Heyman also noted a plan to increase bus service hours substantially last year had to be put on hold because of funding issues.

ai???We have a background of funding limbo and funding instability, with TransLink being told to share and cut,ai??? he said.

TransLink spent $80.6 million last year on capital costs related to the delayed Compass card project ai??i?? including $51.5 million for station infrastructure upgrades and $29.1 million for equipment and systems.

Administration costs increased by 15.5 per cent, or $3.8 million, to $28.2 million due to increased technology and marketing costs for the Compass projects, which involves the introduction of a reloadable electronic fare card.
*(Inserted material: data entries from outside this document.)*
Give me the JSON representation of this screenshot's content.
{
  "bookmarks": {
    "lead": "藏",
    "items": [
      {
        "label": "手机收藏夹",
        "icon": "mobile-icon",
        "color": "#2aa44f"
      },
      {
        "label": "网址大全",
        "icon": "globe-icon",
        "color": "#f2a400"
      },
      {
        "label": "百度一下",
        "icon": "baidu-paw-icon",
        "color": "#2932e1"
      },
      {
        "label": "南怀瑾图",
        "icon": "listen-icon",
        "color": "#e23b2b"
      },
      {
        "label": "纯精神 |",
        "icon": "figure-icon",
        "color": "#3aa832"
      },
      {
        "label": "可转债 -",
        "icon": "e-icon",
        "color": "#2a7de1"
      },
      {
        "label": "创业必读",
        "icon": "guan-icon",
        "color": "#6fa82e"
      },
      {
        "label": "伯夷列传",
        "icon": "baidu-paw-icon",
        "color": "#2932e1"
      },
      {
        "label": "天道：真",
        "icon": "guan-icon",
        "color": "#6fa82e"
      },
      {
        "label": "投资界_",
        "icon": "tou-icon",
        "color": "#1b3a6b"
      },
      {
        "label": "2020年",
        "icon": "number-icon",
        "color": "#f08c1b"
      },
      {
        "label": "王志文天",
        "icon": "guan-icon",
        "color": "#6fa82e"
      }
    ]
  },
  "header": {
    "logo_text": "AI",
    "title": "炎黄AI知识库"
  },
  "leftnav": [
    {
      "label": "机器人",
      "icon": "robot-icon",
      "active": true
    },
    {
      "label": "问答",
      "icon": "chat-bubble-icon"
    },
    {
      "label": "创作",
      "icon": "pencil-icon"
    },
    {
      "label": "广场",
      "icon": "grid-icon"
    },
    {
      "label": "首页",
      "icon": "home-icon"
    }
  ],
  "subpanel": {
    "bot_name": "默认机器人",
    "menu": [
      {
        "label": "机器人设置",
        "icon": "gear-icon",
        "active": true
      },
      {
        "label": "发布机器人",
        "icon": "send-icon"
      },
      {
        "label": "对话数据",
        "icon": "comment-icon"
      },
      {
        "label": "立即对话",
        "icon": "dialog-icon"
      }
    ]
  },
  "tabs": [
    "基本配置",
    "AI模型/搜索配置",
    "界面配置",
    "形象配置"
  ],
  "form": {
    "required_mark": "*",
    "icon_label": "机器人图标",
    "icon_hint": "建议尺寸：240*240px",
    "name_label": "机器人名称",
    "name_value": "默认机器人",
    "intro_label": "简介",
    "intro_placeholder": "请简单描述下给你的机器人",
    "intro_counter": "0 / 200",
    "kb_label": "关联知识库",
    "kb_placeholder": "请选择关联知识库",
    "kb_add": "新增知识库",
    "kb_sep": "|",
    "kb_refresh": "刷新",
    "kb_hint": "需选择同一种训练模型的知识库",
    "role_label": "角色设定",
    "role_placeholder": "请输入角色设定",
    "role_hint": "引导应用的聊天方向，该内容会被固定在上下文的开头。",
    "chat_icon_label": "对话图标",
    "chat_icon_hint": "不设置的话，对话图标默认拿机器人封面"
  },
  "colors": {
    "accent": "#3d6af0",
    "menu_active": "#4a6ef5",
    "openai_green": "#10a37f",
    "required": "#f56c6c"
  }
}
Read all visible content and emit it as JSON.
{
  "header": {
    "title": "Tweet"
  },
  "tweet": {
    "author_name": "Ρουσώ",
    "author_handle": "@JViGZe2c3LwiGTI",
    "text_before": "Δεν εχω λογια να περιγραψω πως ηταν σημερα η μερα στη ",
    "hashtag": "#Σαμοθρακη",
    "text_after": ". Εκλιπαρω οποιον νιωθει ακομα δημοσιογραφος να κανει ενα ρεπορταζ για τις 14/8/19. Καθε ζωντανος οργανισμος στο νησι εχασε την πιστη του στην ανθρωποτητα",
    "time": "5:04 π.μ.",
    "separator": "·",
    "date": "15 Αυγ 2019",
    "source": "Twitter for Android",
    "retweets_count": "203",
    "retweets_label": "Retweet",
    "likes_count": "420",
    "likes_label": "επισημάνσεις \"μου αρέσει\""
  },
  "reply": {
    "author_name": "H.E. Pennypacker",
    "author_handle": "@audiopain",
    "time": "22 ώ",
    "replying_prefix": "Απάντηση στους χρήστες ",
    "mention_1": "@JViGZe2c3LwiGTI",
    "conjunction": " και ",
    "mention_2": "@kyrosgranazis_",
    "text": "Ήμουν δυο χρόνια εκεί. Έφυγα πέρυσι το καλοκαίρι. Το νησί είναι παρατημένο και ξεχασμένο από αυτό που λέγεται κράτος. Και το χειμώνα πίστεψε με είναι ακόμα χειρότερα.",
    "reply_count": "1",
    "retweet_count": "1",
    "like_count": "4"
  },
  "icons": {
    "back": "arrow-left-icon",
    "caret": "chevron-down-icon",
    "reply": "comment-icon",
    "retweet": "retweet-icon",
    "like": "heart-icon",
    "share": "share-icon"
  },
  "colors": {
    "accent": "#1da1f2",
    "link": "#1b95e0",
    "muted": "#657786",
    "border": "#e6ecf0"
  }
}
TransLink vice-president of enterprise initiatives Mike Madill said the total Compass project budget remains at $194.2 million.

About 85,000 Compass cards have been distributed to TransLink customers so far and the transit authority hopes to introduce them to West Coast Express customers later this year, possibly by late summer.
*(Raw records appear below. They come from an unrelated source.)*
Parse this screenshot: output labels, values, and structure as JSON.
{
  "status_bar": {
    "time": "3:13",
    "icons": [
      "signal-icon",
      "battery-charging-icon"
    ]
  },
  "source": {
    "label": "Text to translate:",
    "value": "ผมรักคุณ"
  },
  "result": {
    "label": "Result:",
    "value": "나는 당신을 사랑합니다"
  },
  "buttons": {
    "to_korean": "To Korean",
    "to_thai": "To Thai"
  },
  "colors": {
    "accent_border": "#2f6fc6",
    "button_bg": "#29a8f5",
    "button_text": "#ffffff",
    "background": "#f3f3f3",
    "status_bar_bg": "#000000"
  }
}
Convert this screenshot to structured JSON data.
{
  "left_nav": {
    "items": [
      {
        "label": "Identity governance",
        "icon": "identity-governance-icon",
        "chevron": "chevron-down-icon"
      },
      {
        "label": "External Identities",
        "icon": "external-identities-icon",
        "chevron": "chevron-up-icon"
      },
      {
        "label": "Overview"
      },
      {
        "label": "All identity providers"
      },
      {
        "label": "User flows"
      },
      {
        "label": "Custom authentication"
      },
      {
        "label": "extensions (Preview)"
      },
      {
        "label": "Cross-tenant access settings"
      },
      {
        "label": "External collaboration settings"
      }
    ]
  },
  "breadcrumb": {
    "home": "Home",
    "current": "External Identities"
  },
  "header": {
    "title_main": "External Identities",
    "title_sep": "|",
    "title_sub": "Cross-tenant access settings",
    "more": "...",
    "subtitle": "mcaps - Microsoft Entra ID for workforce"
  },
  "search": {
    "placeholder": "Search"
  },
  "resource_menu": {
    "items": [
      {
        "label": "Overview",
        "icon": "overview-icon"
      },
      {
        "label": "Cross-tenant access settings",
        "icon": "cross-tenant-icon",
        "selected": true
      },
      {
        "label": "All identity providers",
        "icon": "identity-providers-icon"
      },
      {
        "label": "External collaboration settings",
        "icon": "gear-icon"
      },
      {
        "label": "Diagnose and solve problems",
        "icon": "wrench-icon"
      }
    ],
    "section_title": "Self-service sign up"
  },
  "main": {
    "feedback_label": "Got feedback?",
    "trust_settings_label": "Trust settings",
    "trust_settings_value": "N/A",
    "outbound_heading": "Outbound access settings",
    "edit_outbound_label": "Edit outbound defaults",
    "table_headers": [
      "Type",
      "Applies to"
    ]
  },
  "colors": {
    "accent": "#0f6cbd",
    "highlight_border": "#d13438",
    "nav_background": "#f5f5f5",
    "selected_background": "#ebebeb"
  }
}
ai???Weai??i??re taking it slow and following the best practices of other agencies who have put in similar systems,ai??? Madill said. ai???We want to make sure we get it right for our customers.ai???

bconstantineau@vancouversun.com

Comments

4 Responses to “TransLink’s ridership down and has a surplus”
  1. jim says:

    I tried to make using transit a regular thing for me, but it doesn’t work. It takes far longer, and costs a lot more then driving. When the government spends all it’s money on building highways and bridges, rather then transit, of course transit isn’t going to work as well.

  2. zweisystem says:

    The problem I suspect is that transit is being planned on a 1950′s and 60′s template, where streetcars and trams were thought to be on their way out. The government and many academics bought into the the light-metro way of doing things, where you have a fast spinal route fed by buses, which means the transit customer had to transfer 1 or more times per trip. The problem with that is transit customers hate to transfer and when transit customers have to transfer 2 or more times per journey, they really want to take the car instead.

    Our transit system is being planned by people who never got past the Edsel and have remained blind deaf and dumb with modern LRT.

  3. Malcontent says:

    I gave up on Transit of many years of taking the 311 from Scottsdale to where i work in Vancouver, however once they diverted or lets call it what it is being forced into Richmond to take Canada line. I used to get on one bus to work and that was it, now a bus, Canada line and another bus. No thank you. Too inconvenient now. Had no transfers and now two. I bet if they brought back the direct bus from Scottsdale to Downtown it would be full..,, But Translink will not do that as I guess they have to pad Canada line numbers. Now I drive to work.

    Zwei replies: You clearly illustrate the big problem that TransLink refuses to address – forced transfers. Study after study has shown that one can loose up 70% to 80% of potential ridership per transfer. In plain language, if a transit trip has one transfer, 70 to 80 people out of every 100 people will not take transit. For two transfers to complete a transit trip could loose all but 7 to 10 potential customers!

    The more TransLink builds light metro and forces customers to transfer, the fewer people that will take transit!

  4. eric chris says:

    Expect the ridership to crash further for 2014. Transit by TransLink is mostly designed to bring residents doing menial jobs from Surrey into Vancouver for work, BC Lions games and Canucks games. Canucks are going to be junk for a long time and demand from Surrey to go to games is going to fall. TransLink is out of tricks and didn’t have any more students to bribe with almost free transit passes in 2013, hence the drop in ridership which I predicted in past posts.

    Transit is going nowhere fast here. Driving is up, and for the idiots at TransLink to blame the economy for the drop in ridership is actually backwards: transit use increases when the economy tanks as more people can’t afford to drive. Nice try retards at TransLink.